Both sides dismantled some of the strategic nuclear and conventional missiles with a range of more than 500 kilometers, including those in the hands of former Soviet Republics.

But the agreement to stop developing, testing and deploying these strategic missiles ended last year when the United States withdrew from the INF treaty, citing China’s development of its own arsenal. China is not a party to the treaty.

Now, the world is back to a period of uncertainty like in 1945 when Washington demonstrated the use of nuclear devices in Japan. The nuclear weapons race has returned, threatening peace and stability in the world as rival powers develop lethal weapons with precise accuracy.

This year, the United States started testing in Hawaii and the US west coast hypersonic weapons that could travel five or more times the speed of sound. The weapon will not allow the country being targeted time to react because of the speed and accuracy of the missile.

However, the United States is way behind the development of hypersonic weapons as China’s XingKong-2 and Russia’s Avangard had been tested and deployed as early as 2010.

These tests have prompted the US to develop its own version, announcing it would be ready to unveil its own weapon next year.
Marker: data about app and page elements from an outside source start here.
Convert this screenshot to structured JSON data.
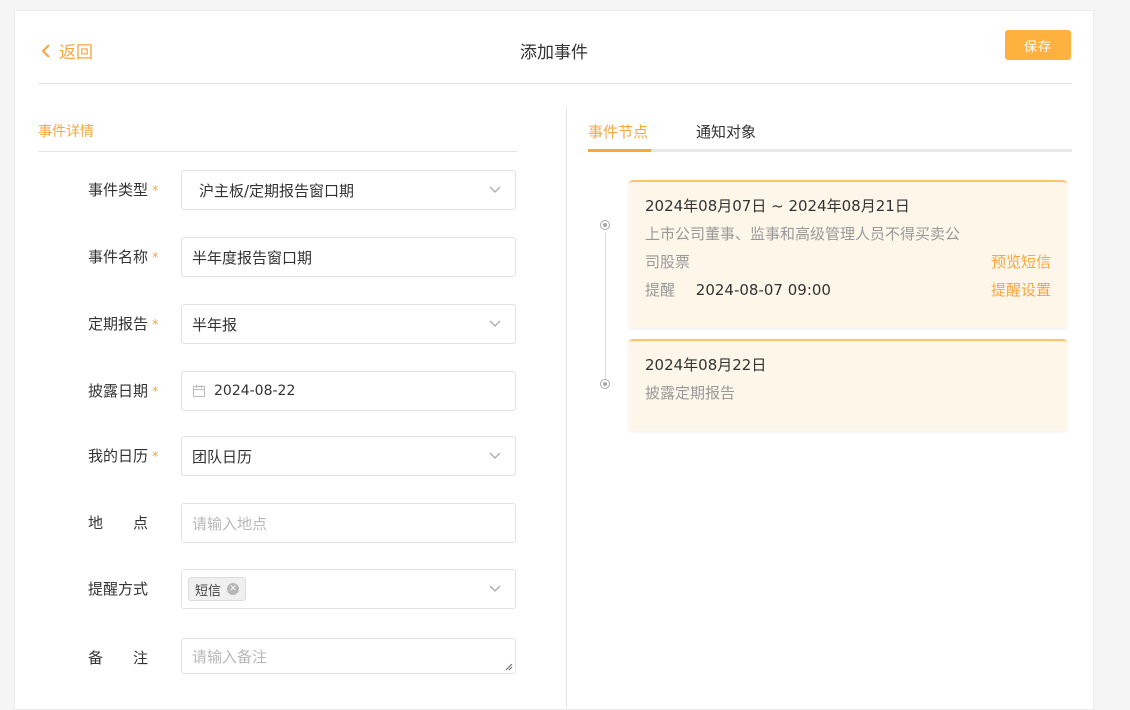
{
  "header": {
    "back_label": "返回",
    "title": "添加事件",
    "save_label": "保存"
  },
  "details": {
    "section_title": "事件详情",
    "fields": [
      {
        "label": "事件类型",
        "required": true,
        "value": "沪主板/定期报告窗口期",
        "type": "select"
      },
      {
        "label": "事件名称",
        "required": true,
        "value": "半年度报告窗口期",
        "type": "text"
      },
      {
        "label": "定期报告",
        "required": true,
        "value": "半年报",
        "type": "select"
      },
      {
        "label": "披露日期",
        "required": true,
        "value": "2024-08-22",
        "type": "date"
      },
      {
        "label": "我的日历",
        "required": true,
        "value": "团队日历",
        "type": "select"
      },
      {
        "label": "地　　点",
        "required": false,
        "placeholder": "请输入地点",
        "type": "text"
      },
      {
        "label": "提醒方式",
        "required": false,
        "tag": "短信",
        "type": "tag-select"
      },
      {
        "label": "备　　注",
        "required": false,
        "placeholder": "请输入备注",
        "type": "textarea"
      }
    ]
  },
  "tabs": [
    "事件节点",
    "通知对象"
  ],
  "timeline": [
    {
      "date": "2024年08月07日 ~ 2024年08月21日",
      "desc_line1": "上市公司董事、监事和高级管理人员不得买卖公",
      "desc_line2": "司股票",
      "preview_link": "预览短信",
      "remind_label": "提醒",
      "remind_time": "2024-08-07 09:00",
      "remind_link": "提醒设置"
    },
    {
      "date": "2024年08月22日",
      "desc": "披露定期报告"
    }
  ],
  "colors": {
    "accent": "#f5a742",
    "save_button": "#ffb13f",
    "card_bg": "#fff6ea",
    "card_border": "#ffc46a"
  }
}
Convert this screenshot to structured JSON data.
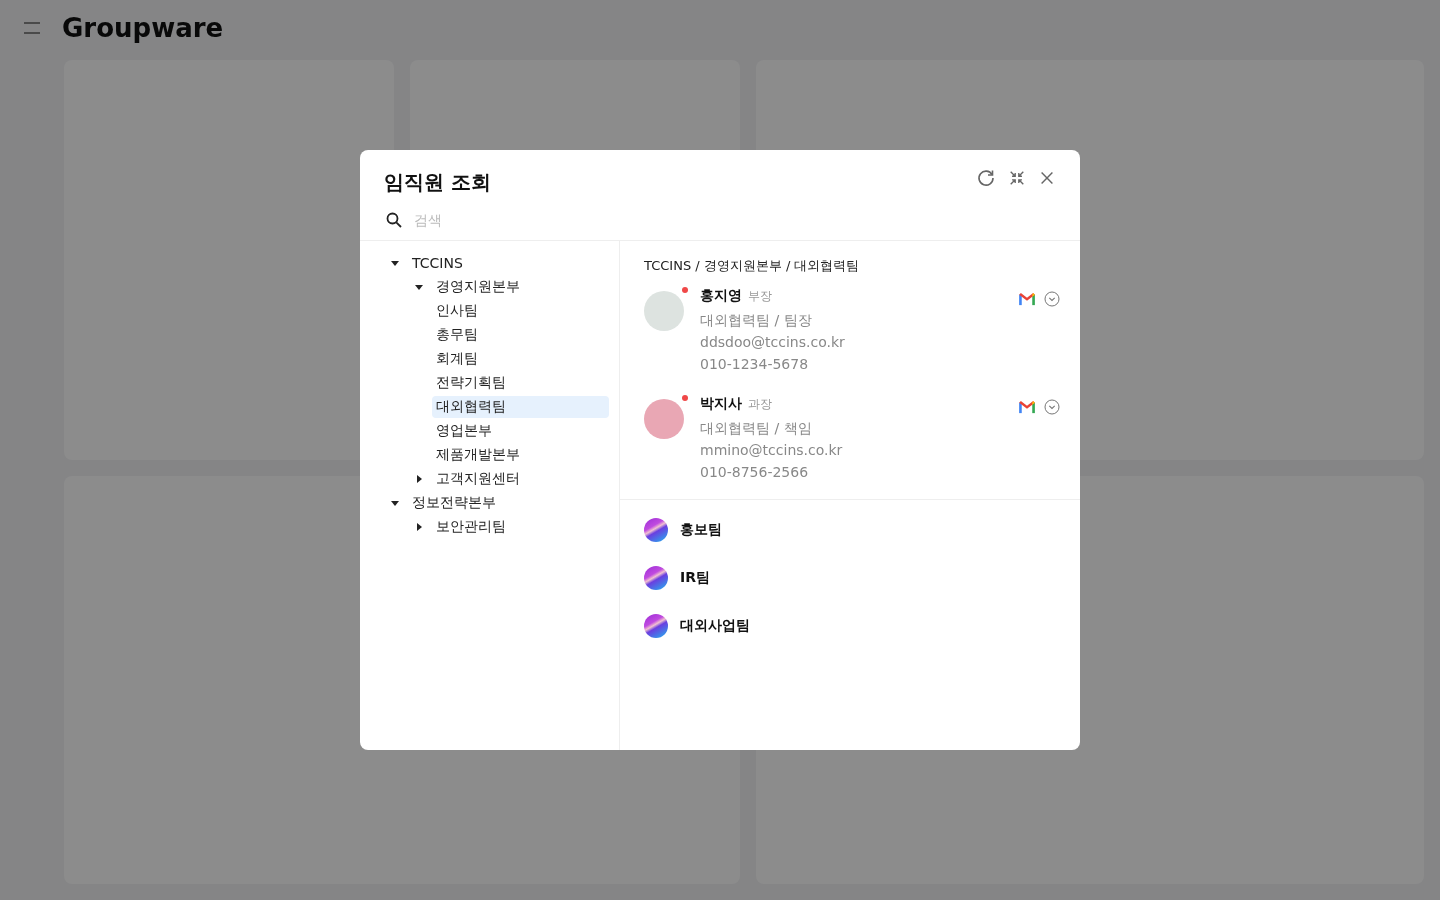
{
  "app": {
    "title": "Groupware"
  },
  "dialog": {
    "title": "임직원 조회",
    "search": {
      "placeholder": "검색"
    },
    "tree": [
      {
        "label": "TCCINS",
        "expanded": true,
        "selected": false,
        "children": [
          {
            "label": "경영지원본부",
            "expanded": true,
            "selected": false,
            "children": [
              {
                "label": "인사팀",
                "selected": false
              },
              {
                "label": "총무팀",
                "selected": false
              },
              {
                "label": "회계팀",
                "selected": false
              },
              {
                "label": "전략기획팀",
                "selected": false
              },
              {
                "label": "대외협력팀",
                "selected": true
              },
              {
                "label": "영업본부",
                "selected": false
              },
              {
                "label": "제품개발본부",
                "selected": false
              }
            ]
          },
          {
            "label": "고객지원센터",
            "expanded": false,
            "selected": false
          }
        ]
      },
      {
        "label": "정보전략본부",
        "expanded": true,
        "selected": false,
        "children": [
          {
            "label": "보안관리팀",
            "expanded": false,
            "selected": false
          }
        ]
      }
    ],
    "breadcrumb": "TCCINS / 경영지원본부 / 대외협력팀",
    "members": [
      {
        "name": "홍지영",
        "rank": "부장",
        "role": "대외협력팀 / 팀장",
        "email": "ddsdoo@tccins.co.kr",
        "phone": "010-1234-5678",
        "status_dot": true
      },
      {
        "name": "박지사",
        "rank": "과장",
        "role": "대외협력팀 / 책임",
        "email": "mmino@tccins.co.kr",
        "phone": "010-8756-2566",
        "status_dot": true
      }
    ],
    "teams": [
      {
        "name": "홍보팀"
      },
      {
        "name": "IR팀"
      },
      {
        "name": "대외사업팀"
      }
    ]
  }
}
It has allocated $2.6 billion for research and development of the hypersonic weapons system.

France, India and Australia were reportedly pursuing the same technology. Japan, which experienced being attacked by nuclear bombs, was also trying to acquire the hypersonic cruise missile and boost-glide weapons.
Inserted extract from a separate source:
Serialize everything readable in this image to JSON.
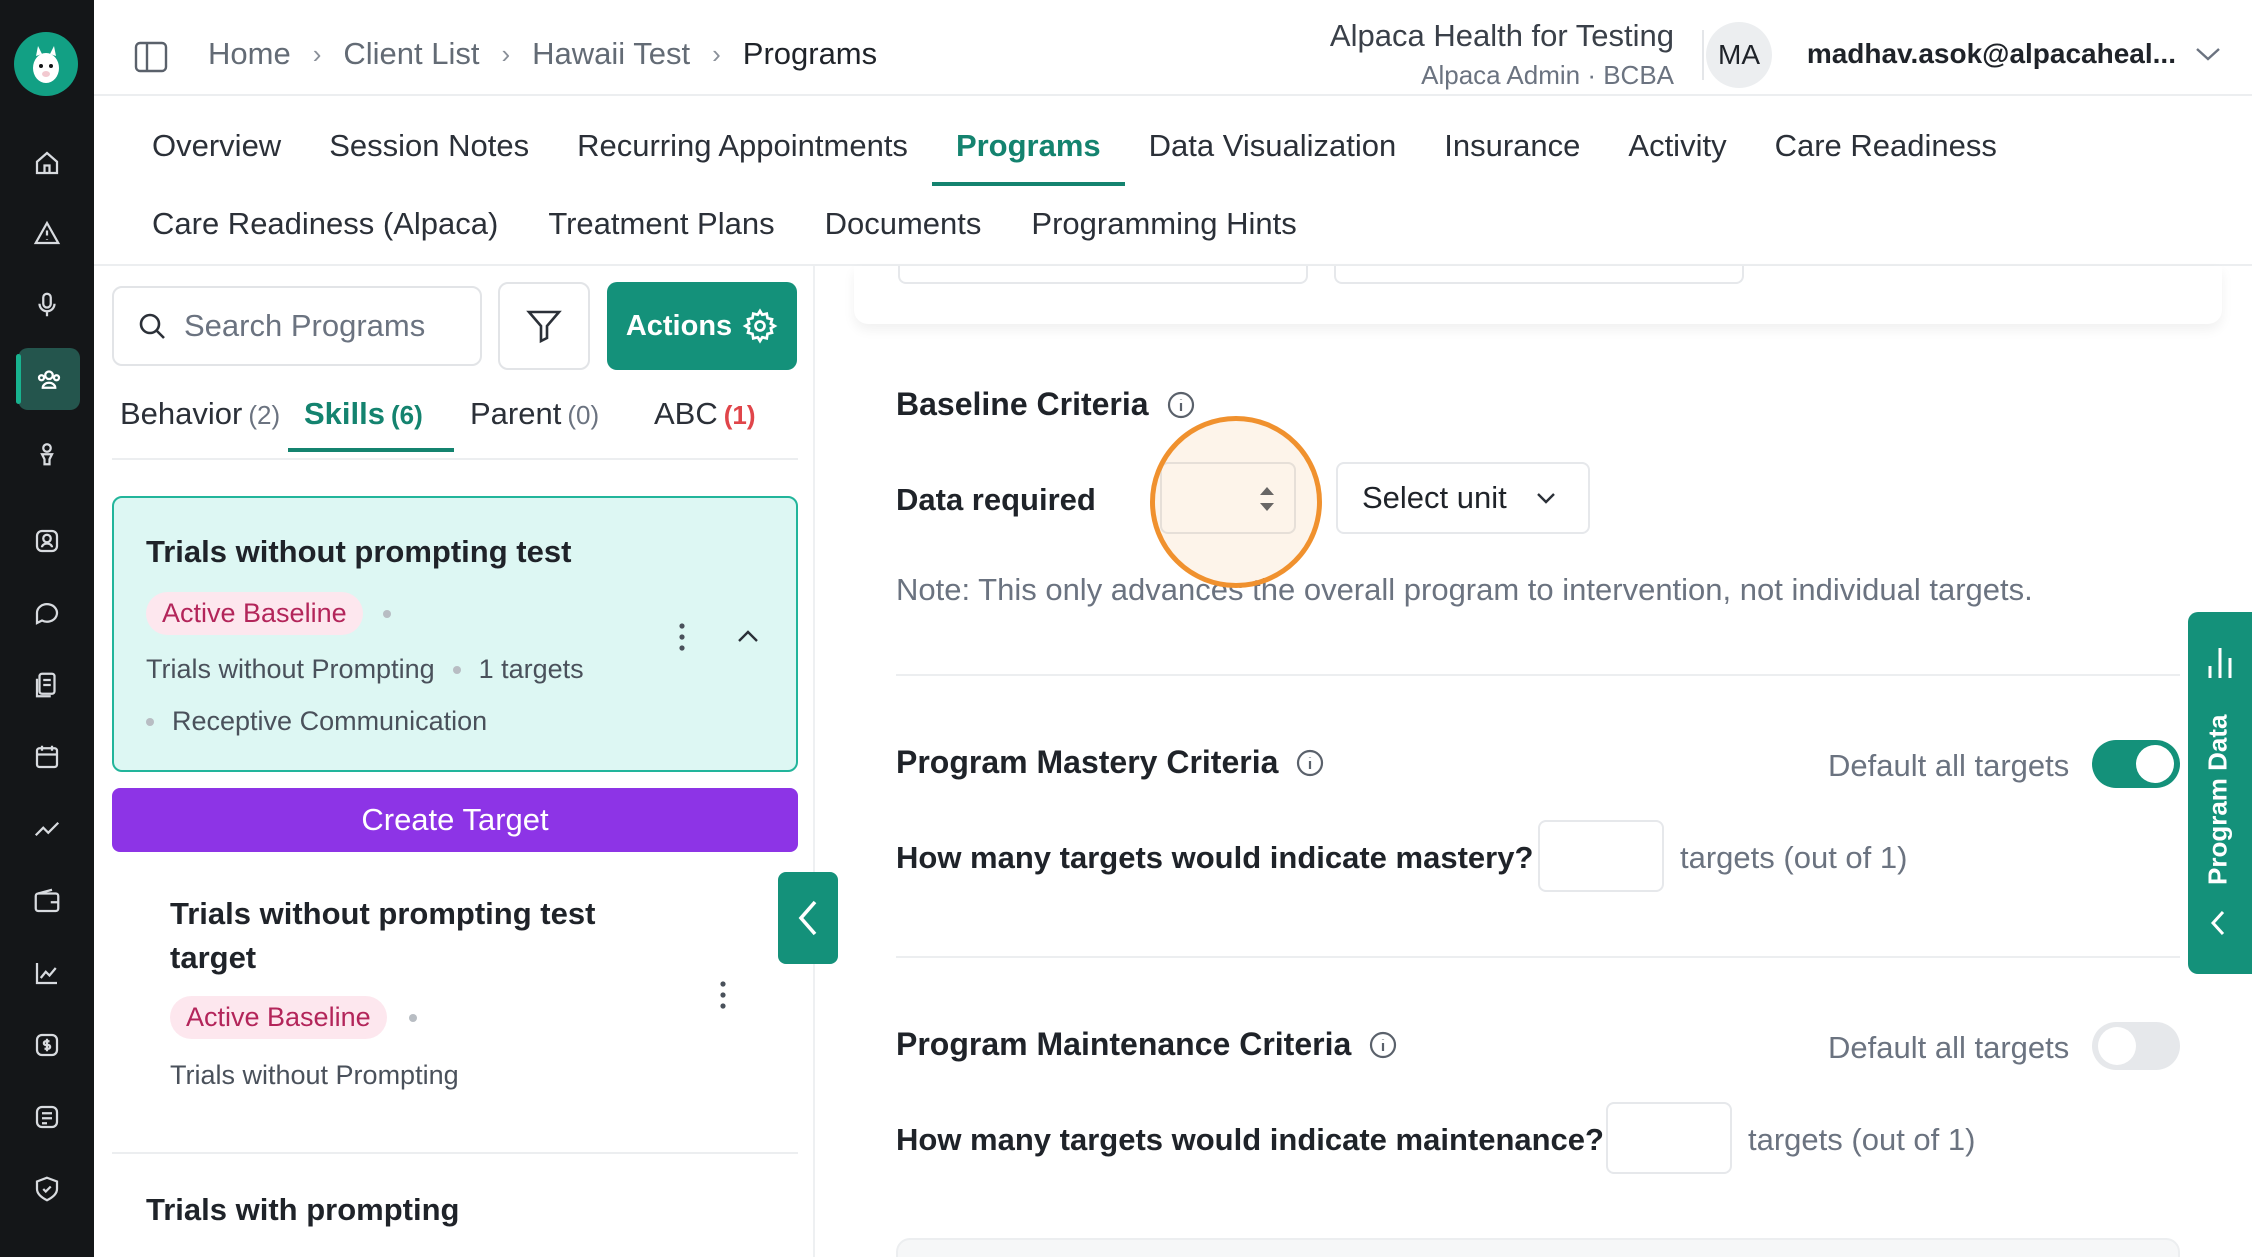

The world has become a more dangerous place in the 21st century as a deadly nuclear arms race has begun anew.

In 1945, it took the B29 “Enola Gay” six hours from a base in Tinian island in the South Pacfic to reach its primary target in Hiroshima. It took less than a minute later for the bomb to be detonated after it was released from the bomb bay, exploding above the city.

The plane had already moved about 18 kilometers away from the drop zone but it still felt the shock waves as a big mushroom cloud emerged from ground zero.
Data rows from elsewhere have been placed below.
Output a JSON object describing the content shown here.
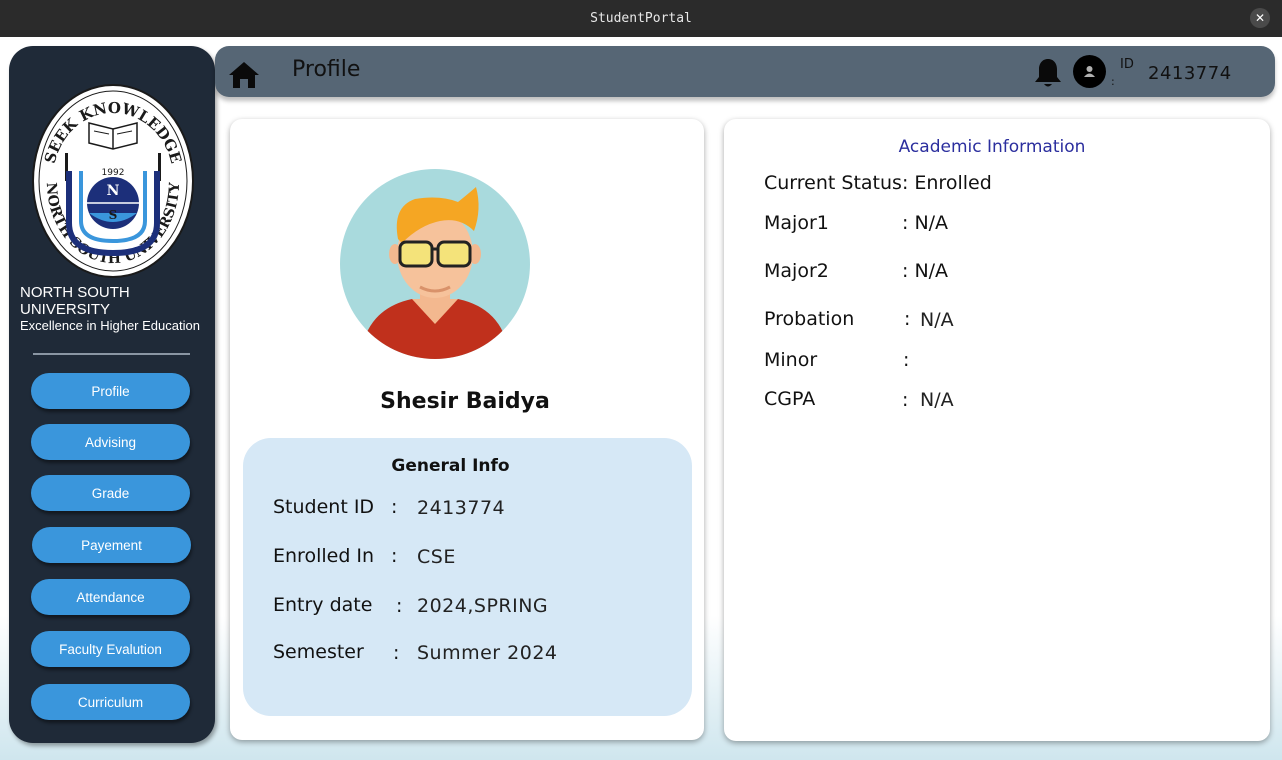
{
  "window": {
    "title": "StudentPortal",
    "close_symbol": "✕"
  },
  "sidebar": {
    "university_name": "NORTH SOUTH UNIVERSITY",
    "motto": "Excellence in Higher Education",
    "logo": {
      "top_text": "SEEK KNOWLEDGE",
      "bottom_text": "NORTH SOUTH UNIVERSITY",
      "year": "1992",
      "letters": [
        "N",
        "S"
      ]
    },
    "nav": [
      "Profile",
      "Advising",
      "Grade",
      "Payement",
      "Attendance",
      "Faculty Evalution",
      "Curriculum"
    ]
  },
  "header": {
    "title": "Profile",
    "id_label": "ID",
    "id_colon": ":",
    "id_value": "2413774",
    "icons": [
      "home-icon",
      "bell-icon",
      "user-avatar-icon"
    ]
  },
  "profile": {
    "name": "Shesir Baidya",
    "general_info": {
      "title": "General Info",
      "rows": [
        {
          "label": "Student ID",
          "value": "2413774"
        },
        {
          "label": "Enrolled In",
          "value": "CSE"
        },
        {
          "label": "Entry date",
          "value": "2024,SPRING"
        },
        {
          "label": "Semester",
          "value": "Summer 2024"
        }
      ]
    }
  },
  "academic": {
    "title": "Academic Information",
    "current_status": "Current Status: Enrolled",
    "rows": [
      {
        "label": "Major1",
        "value": ": N/A"
      },
      {
        "label": "Major2",
        "value": ": N/A"
      },
      {
        "label": "Probation",
        "value": "N/A"
      },
      {
        "label": "Minor",
        "value": ""
      },
      {
        "label": "CGPA",
        "value": "N/A"
      }
    ]
  },
  "colors": {
    "sidebar_bg": "#1f2a38",
    "nav_button": "#3a96dc",
    "header_bg": "#566675",
    "general_box_bg": "#d6e8f6",
    "academic_title": "#2b2e9e"
  }
}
Twenty-first-century technology is much different. The warhead would be much smaller on a tip of a cruise missile and fired thousands of kilometers away from a nuclear-powered submarine or a strategic bomber, hitting a target in only an hour’s time away anywhere around the world.

Countries still have to find counter-measures to stop hypersonic weapons, like space-based sensors and systems for tracing and fire control, radars with a longer range, and another missile to intercept the deadly payload. 

In the first half of the 20th century, the Second World War was preceded by a pandemic, a devastating US stock market crash and the rise of fascist regimes.

Let’s hope the coronavirus pandemic will not lead to a similar scenario. In his book, the “Next 100 Years,” George Friedman, a Hungarian-born US geopolitical forecaster and strategist on international affairs, had predicted a Third World War in the second half of the 21st century.

The horrors of Hiroshima and Nagasaki 75 years ago might be repeated.